◆ TASK TO COMPLETE ◆
Match the word "hole". Return each line of the data below where it appears.

◆ THE INPUT ◆
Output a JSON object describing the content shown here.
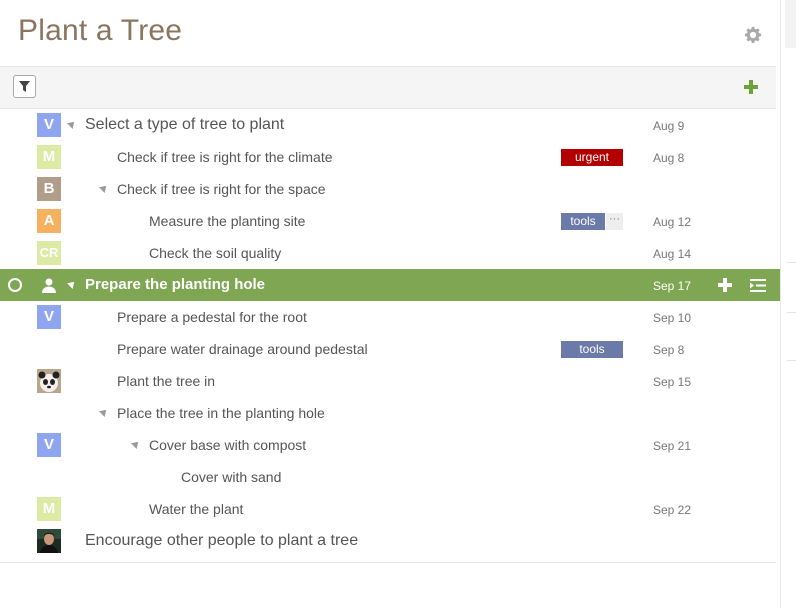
{
  "title": "Plant a Tree",
  "colors": {
    "accent": "#7fa653",
    "urgent": "#b20000",
    "tools": "#6b7aa8",
    "title": "#8a7560"
  },
  "toolbar": {
    "filter_icon": "filter-icon",
    "add_icon": "plus-icon"
  },
  "tasks": [
    {
      "avatar": "V",
      "avatar_color": "#8fa5f0",
      "label": "Select a type of tree to plant",
      "date": "Aug 9"
    },
    {
      "avatar": "M",
      "avatar_color": "#dceaa6",
      "label": "Check if tree is right for the climate",
      "tag": "urgent",
      "date": "Aug 8"
    },
    {
      "avatar": "B",
      "avatar_color": "#b09e8a",
      "label": "Check if tree is right for the space"
    },
    {
      "avatar": "A",
      "avatar_color": "#f5b060",
      "label": "Measure the planting site",
      "tag": "tools",
      "more": "···",
      "date": "Aug 12"
    },
    {
      "avatar": "CR",
      "avatar_color": "#dceaa6",
      "label": "Check the soil quality",
      "date": "Aug 14"
    },
    {
      "label": "Prepare the planting hole",
      "date": "Sep 17"
    },
    {
      "avatar": "V",
      "avatar_color": "#8fa5f0",
      "label": "Prepare a pedestal for the root",
      "date": "Sep 10"
    },
    {
      "label": "Prepare water drainage around pedestal",
      "tag": "tools",
      "date": "Sep 8"
    },
    {
      "avatar_icon": "panda-avatar",
      "label": "Plant the tree in",
      "date": "Sep 15"
    },
    {
      "label": "Place the tree in the planting hole"
    },
    {
      "avatar": "V",
      "avatar_color": "#8fa5f0",
      "label": "Cover base with compost",
      "date": "Sep 21"
    },
    {
      "label": "Cover with sand"
    },
    {
      "avatar": "M",
      "avatar_color": "#dceaa6",
      "label": "Water the plant",
      "date": "Sep 22"
    },
    {
      "avatar_icon": "person-photo-avatar",
      "label": "Encourage other people to plant a tree"
    }
  ]
}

◆ OUTPUT BELOW ◆
      "label": "Prepare the planting hole",
      "label": "Place the tree in the planting hole"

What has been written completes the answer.